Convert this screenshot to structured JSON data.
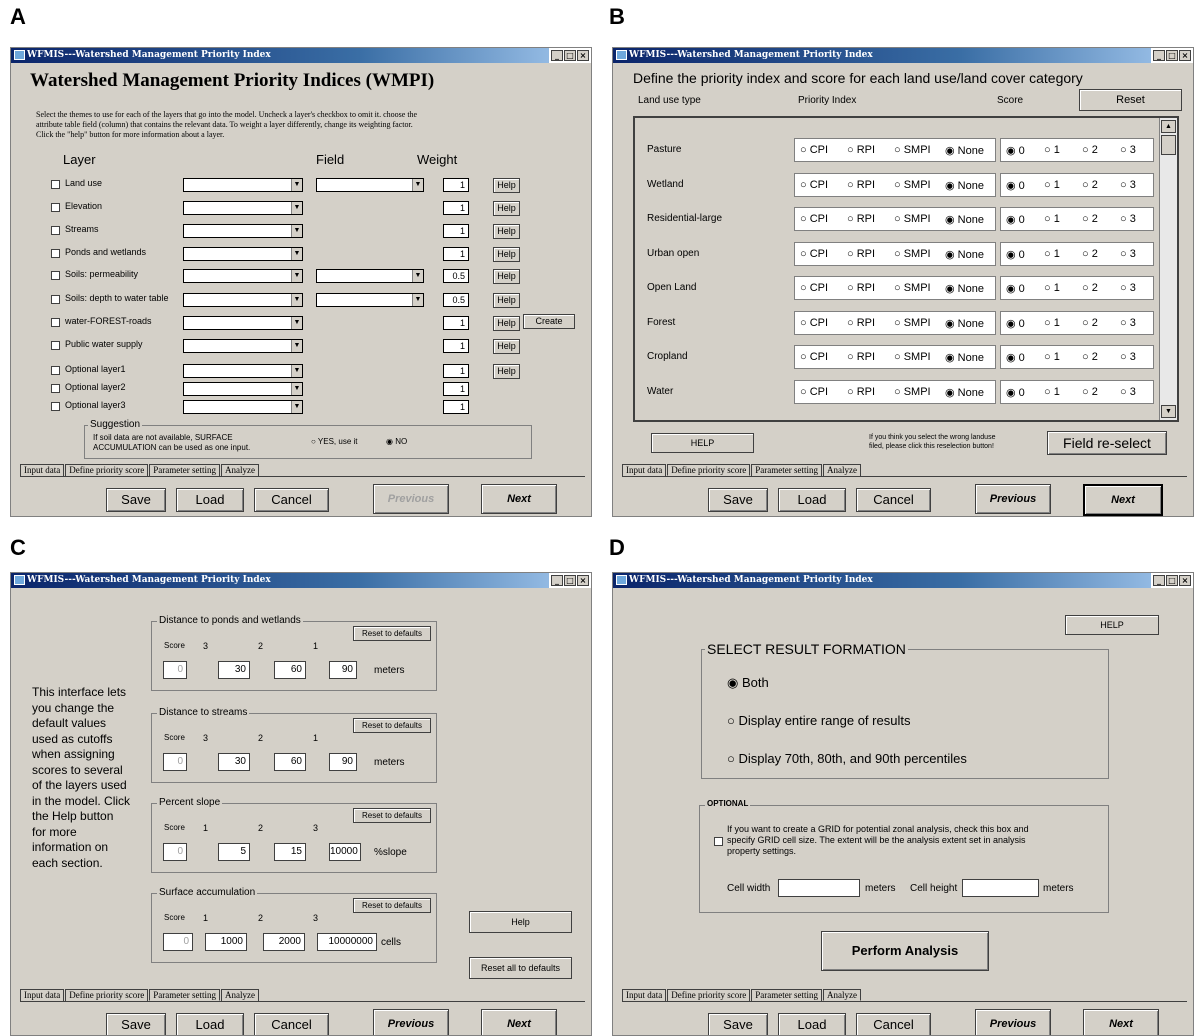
{
  "panels": {
    "A": {
      "label": "A",
      "title": "WFMIS---Watershed Management Priority Index",
      "heading": "Watershed Management Priority Indices (WMPI)",
      "instructions": [
        "Select the themes to use for each of the layers that go into the model. Uncheck a layer's checkbox to omit it. choose the",
        "attribute table field (column) that contains the relevant data. To weight a layer differently, change its weighting factor.",
        "Click the \"help\" button for more information about a layer."
      ],
      "col_layer": "Layer",
      "col_field": "Field",
      "col_weight": "Weight",
      "rows": [
        {
          "name": "Land use",
          "weight": "1",
          "help": "Help"
        },
        {
          "name": "Elevation",
          "weight": "1",
          "help": "Help"
        },
        {
          "name": "Streams",
          "weight": "1",
          "help": "Help"
        },
        {
          "name": "Ponds and wetlands",
          "weight": "1",
          "help": "Help"
        },
        {
          "name": "Soils: permeability",
          "weight": "0.5",
          "help": "Help"
        },
        {
          "name": "Soils: depth to water table",
          "weight": "0.5",
          "help": "Help"
        },
        {
          "name": "water-FOREST-roads",
          "weight": "1",
          "help": "Help"
        },
        {
          "name": "Public water supply",
          "weight": "1",
          "help": "Help"
        },
        {
          "name": "Optional layer1",
          "weight": "1",
          "help": "Help"
        },
        {
          "name": "Optional layer2",
          "weight": "1",
          "help": ""
        },
        {
          "name": "Optional layer3",
          "weight": "1",
          "help": ""
        }
      ],
      "create_label": "Create",
      "suggestion_title": "Suggestion",
      "suggestion_line1": "If soil data are not available, SURFACE",
      "suggestion_line2": "ACCUMULATION can be used as one input.",
      "yes_label": "YES, use it",
      "no_label": "NO"
    },
    "B": {
      "label": "B",
      "title": "WFMIS---Watershed Management Priority Index",
      "heading": "Define the priority index and score for each land use/land cover category",
      "col_type": "Land use type",
      "col_index": "Priority Index",
      "col_score": "Score",
      "reset_label": "Reset",
      "rows": [
        "Pasture",
        "Wetland",
        "Residential-large",
        "Urban open",
        "Open Land",
        "Forest",
        "Cropland",
        "Water"
      ],
      "index_options": [
        "CPI",
        "RPI",
        "SMPI",
        "None"
      ],
      "score_options": [
        "0",
        "1",
        "2",
        "3"
      ],
      "help_label": "HELP",
      "note_line1": "If you think you select the wrong landuse",
      "note_line2": "filed, please click this reselection button!",
      "reselect_label": "Field re-select"
    },
    "C": {
      "label": "C",
      "title": "WFMIS---Watershed Management Priority Index",
      "description": [
        "This interface lets",
        "you change the",
        "default values",
        "used as cutoffs",
        "when assigning",
        "scores to several",
        "of the layers used",
        "in the model. Click",
        "the Help button",
        "for more",
        "information on",
        "each section."
      ],
      "score_word": "Score",
      "reset_defaults": "Reset to defaults",
      "groups": [
        {
          "title": "Distance to ponds and wetlands",
          "scores": [
            "3",
            "2",
            "1"
          ],
          "values": [
            "0",
            "30",
            "60",
            "90"
          ],
          "unit": "meters"
        },
        {
          "title": "Distance to streams",
          "scores": [
            "3",
            "2",
            "1"
          ],
          "values": [
            "0",
            "30",
            "60",
            "90"
          ],
          "unit": "meters"
        },
        {
          "title": "Percent slope",
          "scores": [
            "1",
            "2",
            "3"
          ],
          "values": [
            "0",
            "5",
            "15",
            "10000"
          ],
          "unit": "%slope"
        },
        {
          "title": "Surface accumulation",
          "scores": [
            "1",
            "2",
            "3"
          ],
          "values": [
            "0",
            "1000",
            "2000",
            "10000000"
          ],
          "unit": "cells"
        }
      ],
      "help_label": "Help",
      "reset_all": "Reset all to defaults"
    },
    "D": {
      "label": "D",
      "title": "WFMIS---Watershed Management Priority Index",
      "help_label": "HELP",
      "select_title": "SELECT RESULT FORMATION",
      "options": [
        "Both",
        "Display entire range of results",
        "Display 70th, 80th, and 90th percentiles"
      ],
      "optional_title": "OPTIONAL",
      "optional_text": [
        "If you want to create a GRID for potential zonal analysis, check this box and",
        "specify GRID cell size. The extent will be the analysis extent set in analysis",
        "property settings."
      ],
      "cell_width": "Cell width",
      "cell_height": "Cell height",
      "meters": "meters",
      "perform": "Perform Analysis"
    }
  },
  "tabs": [
    "Input data",
    "Define priority score",
    "Parameter setting",
    "Analyze"
  ],
  "buttons": {
    "save": "Save",
    "load": "Load",
    "cancel": "Cancel",
    "previous": "Previous",
    "next": "Next"
  }
}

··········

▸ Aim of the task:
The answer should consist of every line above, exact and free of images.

▸ Exercise response:
Convert this screenshot to structured JSON data.
{
  "panels": {
    "A": {
      "label": "A",
      "title": "WFMIS---Watershed Management Priority Index",
      "heading": "Watershed Management Priority Indices (WMPI)",
      "instructions": [
        "Select the themes to use for each of the layers that go into the model. Uncheck a layer's checkbox to omit it. choose the",
        "attribute table field (column) that contains the relevant data. To weight a layer differently, change its weighting factor.",
        "Click the \"help\" button for more information about a layer."
      ],
      "col_layer": "Layer",
      "col_field": "Field",
      "col_weight": "Weight",
      "rows": [
        {
          "name": "Land use",
          "weight": "1",
          "help": "Help"
        },
        {
          "name": "Elevation",
          "weight": "1",
          "help": "Help"
        },
        {
          "name": "Streams",
          "weight": "1",
          "help": "Help"
        },
        {
          "name": "Ponds and wetlands",
          "weight": "1",
          "help": "Help"
        },
        {
          "name": "Soils: permeability",
          "weight": "0.5",
          "help": "Help"
        },
        {
          "name": "Soils: depth to water table",
          "weight": "0.5",
          "help": "Help"
        },
        {
          "name": "water-FOREST-roads",
          "weight": "1",
          "help": "Help"
        },
        {
          "name": "Public water supply",
          "weight": "1",
          "help": "Help"
        },
        {
          "name": "Optional layer1",
          "weight": "1",
          "help": "Help"
        },
        {
          "name": "Optional layer2",
          "weight": "1",
          "help": ""
        },
        {
          "name": "Optional layer3",
          "weight": "1",
          "help": ""
        }
      ],
      "create_label": "Create",
      "suggestion_title": "Suggestion",
      "suggestion_line1": "If soil data are not available, SURFACE",
      "suggestion_line2": "ACCUMULATION can be used as one input.",
      "yes_label": "YES, use it",
      "no_label": "NO"
    },
    "B": {
      "label": "B",
      "title": "WFMIS---Watershed Management Priority Index",
      "heading": "Define the priority index and score for each land use/land cover category",
      "col_type": "Land use type",
      "col_index": "Priority Index",
      "col_score": "Score",
      "reset_label": "Reset",
      "rows": [
        "Pasture",
        "Wetland",
        "Residential-large",
        "Urban open",
        "Open Land",
        "Forest",
        "Cropland",
        "Water"
      ],
      "index_options": [
        "CPI",
        "RPI",
        "SMPI",
        "None"
      ],
      "score_options": [
        "0",
        "1",
        "2",
        "3"
      ],
      "help_label": "HELP",
      "note_line1": "If you think you select the wrong landuse",
      "note_line2": "filed, please click this reselection button!",
      "reselect_label": "Field re-select"
    },
    "C": {
      "label": "C",
      "title": "WFMIS---Watershed Management Priority Index",
      "description": [
        "This interface lets",
        "you change the",
        "default values",
        "used as cutoffs",
        "when assigning",
        "scores to several",
        "of the layers used",
        "in the model. Click",
        "the Help button",
        "for more",
        "information on",
        "each section."
      ],
      "score_word": "Score",
      "reset_defaults": "Reset to defaults",
      "groups": [
        {
          "title": "Distance to ponds and wetlands",
          "scores": [
            "3",
            "2",
            "1"
          ],
          "values": [
            "0",
            "30",
            "60",
            "90"
          ],
          "unit": "meters"
        },
        {
          "title": "Distance to streams",
          "scores": [
            "3",
            "2",
            "1"
          ],
          "values": [
            "0",
            "30",
            "60",
            "90"
          ],
          "unit": "meters"
        },
        {
          "title": "Percent slope",
          "scores": [
            "1",
            "2",
            "3"
          ],
          "values": [
            "0",
            "5",
            "15",
            "10000"
          ],
          "unit": "%slope"
        },
        {
          "title": "Surface accumulation",
          "scores": [
            "1",
            "2",
            "3"
          ],
          "values": [
            "0",
            "1000",
            "2000",
            "10000000"
          ],
          "unit": "cells"
        }
      ],
      "help_label": "Help",
      "reset_all": "Reset all to defaults"
    },
    "D": {
      "label": "D",
      "title": "WFMIS---Watershed Management Priority Index",
      "help_label": "HELP",
      "select_title": "SELECT RESULT FORMATION",
      "options": [
        "Both",
        "Display entire range of results",
        "Display 70th, 80th, and 90th percentiles"
      ],
      "optional_title": "OPTIONAL",
      "optional_text": [
        "If you want to create a GRID for potential zonal analysis, check this box and",
        "specify GRID cell size. The extent will be the analysis extent set in analysis",
        "property settings."
      ],
      "cell_width": "Cell width",
      "cell_height": "Cell height",
      "meters": "meters",
      "perform": "Perform Analysis"
    }
  },
  "tabs": [
    "Input data",
    "Define priority score",
    "Parameter setting",
    "Analyze"
  ],
  "buttons": {
    "save": "Save",
    "load": "Load",
    "cancel": "Cancel",
    "previous": "Previous",
    "next": "Next"
  }
}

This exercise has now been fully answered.